• [EXERCISE AIM]: Repeat every record below exactly as it appears.

══ EXTRACTED DATA ══

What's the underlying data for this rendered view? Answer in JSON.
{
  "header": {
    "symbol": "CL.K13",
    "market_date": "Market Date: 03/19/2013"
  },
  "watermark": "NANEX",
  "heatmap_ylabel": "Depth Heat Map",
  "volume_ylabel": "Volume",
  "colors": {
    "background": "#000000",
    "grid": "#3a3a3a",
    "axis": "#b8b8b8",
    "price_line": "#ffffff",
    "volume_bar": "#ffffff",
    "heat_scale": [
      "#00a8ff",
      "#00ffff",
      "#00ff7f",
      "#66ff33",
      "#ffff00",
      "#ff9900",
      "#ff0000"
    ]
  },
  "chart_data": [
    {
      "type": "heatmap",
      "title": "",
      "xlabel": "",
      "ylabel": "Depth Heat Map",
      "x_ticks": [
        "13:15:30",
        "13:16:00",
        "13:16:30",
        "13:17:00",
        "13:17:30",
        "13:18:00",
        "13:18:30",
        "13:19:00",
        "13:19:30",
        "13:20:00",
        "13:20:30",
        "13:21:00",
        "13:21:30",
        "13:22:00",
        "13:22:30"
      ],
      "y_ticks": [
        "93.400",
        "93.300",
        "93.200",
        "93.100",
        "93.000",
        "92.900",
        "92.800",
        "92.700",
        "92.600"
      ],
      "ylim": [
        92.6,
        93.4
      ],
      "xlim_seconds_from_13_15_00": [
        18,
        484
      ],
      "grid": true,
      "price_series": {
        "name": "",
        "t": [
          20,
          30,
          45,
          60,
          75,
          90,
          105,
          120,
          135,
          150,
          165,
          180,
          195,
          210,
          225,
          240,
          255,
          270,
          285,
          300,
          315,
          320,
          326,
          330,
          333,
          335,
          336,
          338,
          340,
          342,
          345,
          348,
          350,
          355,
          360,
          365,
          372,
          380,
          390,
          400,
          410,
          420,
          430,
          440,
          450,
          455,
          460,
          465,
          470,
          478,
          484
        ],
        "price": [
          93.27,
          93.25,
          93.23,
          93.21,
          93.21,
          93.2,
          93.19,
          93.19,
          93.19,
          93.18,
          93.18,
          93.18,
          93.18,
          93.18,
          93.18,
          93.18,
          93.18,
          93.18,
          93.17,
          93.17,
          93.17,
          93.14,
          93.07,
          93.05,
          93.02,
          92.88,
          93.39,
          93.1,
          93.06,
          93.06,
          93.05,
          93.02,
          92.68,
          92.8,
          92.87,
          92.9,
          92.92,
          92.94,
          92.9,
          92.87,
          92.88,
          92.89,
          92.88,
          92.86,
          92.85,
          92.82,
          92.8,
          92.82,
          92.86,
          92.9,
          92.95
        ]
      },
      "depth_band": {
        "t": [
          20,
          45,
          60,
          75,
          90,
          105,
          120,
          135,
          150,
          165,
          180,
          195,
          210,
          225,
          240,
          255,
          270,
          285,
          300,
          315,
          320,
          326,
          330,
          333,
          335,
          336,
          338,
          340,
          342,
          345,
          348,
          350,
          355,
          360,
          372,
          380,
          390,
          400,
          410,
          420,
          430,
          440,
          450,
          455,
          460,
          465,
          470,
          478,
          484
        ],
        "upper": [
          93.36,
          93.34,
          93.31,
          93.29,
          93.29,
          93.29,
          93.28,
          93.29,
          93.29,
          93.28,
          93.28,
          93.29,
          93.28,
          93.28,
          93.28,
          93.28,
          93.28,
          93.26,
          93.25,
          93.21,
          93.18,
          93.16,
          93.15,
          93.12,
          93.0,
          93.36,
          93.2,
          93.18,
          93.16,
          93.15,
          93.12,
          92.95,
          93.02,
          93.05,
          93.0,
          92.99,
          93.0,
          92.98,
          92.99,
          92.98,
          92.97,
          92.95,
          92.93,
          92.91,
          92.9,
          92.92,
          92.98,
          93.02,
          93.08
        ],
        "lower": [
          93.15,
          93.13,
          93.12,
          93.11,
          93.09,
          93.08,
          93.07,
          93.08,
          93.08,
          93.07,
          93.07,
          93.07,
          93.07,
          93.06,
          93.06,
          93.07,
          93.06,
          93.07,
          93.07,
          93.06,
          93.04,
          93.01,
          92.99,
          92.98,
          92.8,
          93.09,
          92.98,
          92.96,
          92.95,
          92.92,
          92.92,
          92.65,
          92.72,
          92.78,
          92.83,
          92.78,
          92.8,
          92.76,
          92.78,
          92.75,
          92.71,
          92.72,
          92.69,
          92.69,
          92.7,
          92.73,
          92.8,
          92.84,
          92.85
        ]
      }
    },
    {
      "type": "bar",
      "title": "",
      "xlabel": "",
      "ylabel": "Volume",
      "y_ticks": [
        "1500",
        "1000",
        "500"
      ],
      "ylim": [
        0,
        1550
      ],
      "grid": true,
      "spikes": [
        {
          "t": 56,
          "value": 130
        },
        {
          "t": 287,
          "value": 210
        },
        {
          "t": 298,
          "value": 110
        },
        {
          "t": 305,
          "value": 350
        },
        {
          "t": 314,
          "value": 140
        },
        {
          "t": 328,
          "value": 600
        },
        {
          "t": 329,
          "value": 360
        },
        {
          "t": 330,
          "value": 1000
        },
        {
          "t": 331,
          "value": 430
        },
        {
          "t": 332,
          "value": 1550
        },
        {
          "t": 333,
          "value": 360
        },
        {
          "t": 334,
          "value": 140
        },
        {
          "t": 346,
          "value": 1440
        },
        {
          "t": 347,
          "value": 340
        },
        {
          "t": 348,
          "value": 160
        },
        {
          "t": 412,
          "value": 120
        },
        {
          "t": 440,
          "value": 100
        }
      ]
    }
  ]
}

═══

• [WRITTEN RESPONSE]:
What's the underlying data for this rendered view? Answer in JSON.
{
  "header": {
    "symbol": "CL.K13",
    "market_date": "Market Date: 03/19/2013"
  },
  "watermark": "NANEX",
  "heatmap_ylabel": "Depth Heat Map",
  "volume_ylabel": "Volume",
  "colors": {
    "background": "#000000",
    "grid": "#3a3a3a",
    "axis": "#b8b8b8",
    "price_line": "#ffffff",
    "volume_bar": "#ffffff",
    "heat_scale": [
      "#00a8ff",
      "#00ffff",
      "#00ff7f",
      "#66ff33",
      "#ffff00",
      "#ff9900",
      "#ff0000"
    ]
  },
  "chart_data": [
    {
      "type": "heatmap",
      "title": "",
      "xlabel": "",
      "ylabel": "Depth Heat Map",
      "x_ticks": [
        "13:15:30",
        "13:16:00",
        "13:16:30",
        "13:17:00",
        "13:17:30",
        "13:18:00",
        "13:18:30",
        "13:19:00",
        "13:19:30",
        "13:20:00",
        "13:20:30",
        "13:21:00",
        "13:21:30",
        "13:22:00",
        "13:22:30"
      ],
      "y_ticks": [
        "93.400",
        "93.300",
        "93.200",
        "93.100",
        "93.000",
        "92.900",
        "92.800",
        "92.700",
        "92.600"
      ],
      "ylim": [
        92.6,
        93.4
      ],
      "xlim_seconds_from_13_15_00": [
        18,
        484
      ],
      "grid": true,
      "price_series": {
        "name": "",
        "t": [
          20,
          30,
          45,
          60,
          75,
          90,
          105,
          120,
          135,
          150,
          165,
          180,
          195,
          210,
          225,
          240,
          255,
          270,
          285,
          300,
          315,
          320,
          326,
          330,
          333,
          335,
          336,
          338,
          340,
          342,
          345,
          348,
          350,
          355,
          360,
          365,
          372,
          380,
          390,
          400,
          410,
          420,
          430,
          440,
          450,
          455,
          460,
          465,
          470,
          478,
          484
        ],
        "price": [
          93.27,
          93.25,
          93.23,
          93.21,
          93.21,
          93.2,
          93.19,
          93.19,
          93.19,
          93.18,
          93.18,
          93.18,
          93.18,
          93.18,
          93.18,
          93.18,
          93.18,
          93.18,
          93.17,
          93.17,
          93.17,
          93.14,
          93.07,
          93.05,
          93.02,
          92.88,
          93.39,
          93.1,
          93.06,
          93.06,
          93.05,
          93.02,
          92.68,
          92.8,
          92.87,
          92.9,
          92.92,
          92.94,
          92.9,
          92.87,
          92.88,
          92.89,
          92.88,
          92.86,
          92.85,
          92.82,
          92.8,
          92.82,
          92.86,
          92.9,
          92.95
        ]
      },
      "depth_band": {
        "t": [
          20,
          45,
          60,
          75,
          90,
          105,
          120,
          135,
          150,
          165,
          180,
          195,
          210,
          225,
          240,
          255,
          270,
          285,
          300,
          315,
          320,
          326,
          330,
          333,
          335,
          336,
          338,
          340,
          342,
          345,
          348,
          350,
          355,
          360,
          372,
          380,
          390,
          400,
          410,
          420,
          430,
          440,
          450,
          455,
          460,
          465,
          470,
          478,
          484
        ],
        "upper": [
          93.36,
          93.34,
          93.31,
          93.29,
          93.29,
          93.29,
          93.28,
          93.29,
          93.29,
          93.28,
          93.28,
          93.29,
          93.28,
          93.28,
          93.28,
          93.28,
          93.28,
          93.26,
          93.25,
          93.21,
          93.18,
          93.16,
          93.15,
          93.12,
          93.0,
          93.36,
          93.2,
          93.18,
          93.16,
          93.15,
          93.12,
          92.95,
          93.02,
          93.05,
          93.0,
          92.99,
          93.0,
          92.98,
          92.99,
          92.98,
          92.97,
          92.95,
          92.93,
          92.91,
          92.9,
          92.92,
          92.98,
          93.02,
          93.08
        ],
        "lower": [
          93.15,
          93.13,
          93.12,
          93.11,
          93.09,
          93.08,
          93.07,
          93.08,
          93.08,
          93.07,
          93.07,
          93.07,
          93.07,
          93.06,
          93.06,
          93.07,
          93.06,
          93.07,
          93.07,
          93.06,
          93.04,
          93.01,
          92.99,
          92.98,
          92.8,
          93.09,
          92.98,
          92.96,
          92.95,
          92.92,
          92.92,
          92.65,
          92.72,
          92.78,
          92.83,
          92.78,
          92.8,
          92.76,
          92.78,
          92.75,
          92.71,
          92.72,
          92.69,
          92.69,
          92.7,
          92.73,
          92.8,
          92.84,
          92.85
        ]
      }
    },
    {
      "type": "bar",
      "title": "",
      "xlabel": "",
      "ylabel": "Volume",
      "y_ticks": [
        "1500",
        "1000",
        "500"
      ],
      "ylim": [
        0,
        1550
      ],
      "grid": true,
      "spikes": [
        {
          "t": 56,
          "value": 130
        },
        {
          "t": 287,
          "value": 210
        },
        {
          "t": 298,
          "value": 110
        },
        {
          "t": 305,
          "value": 350
        },
        {
          "t": 314,
          "value": 140
        },
        {
          "t": 328,
          "value": 600
        },
        {
          "t": 329,
          "value": 360
        },
        {
          "t": 330,
          "value": 1000
        },
        {
          "t": 331,
          "value": 430
        },
        {
          "t": 332,
          "value": 1550
        },
        {
          "t": 333,
          "value": 360
        },
        {
          "t": 334,
          "value": 140
        },
        {
          "t": 346,
          "value": 1440
        },
        {
          "t": 347,
          "value": 340
        },
        {
          "t": 348,
          "value": 160
        },
        {
          "t": 412,
          "value": 120
        },
        {
          "t": 440,
          "value": 100
        }
      ]
    }
  ]
}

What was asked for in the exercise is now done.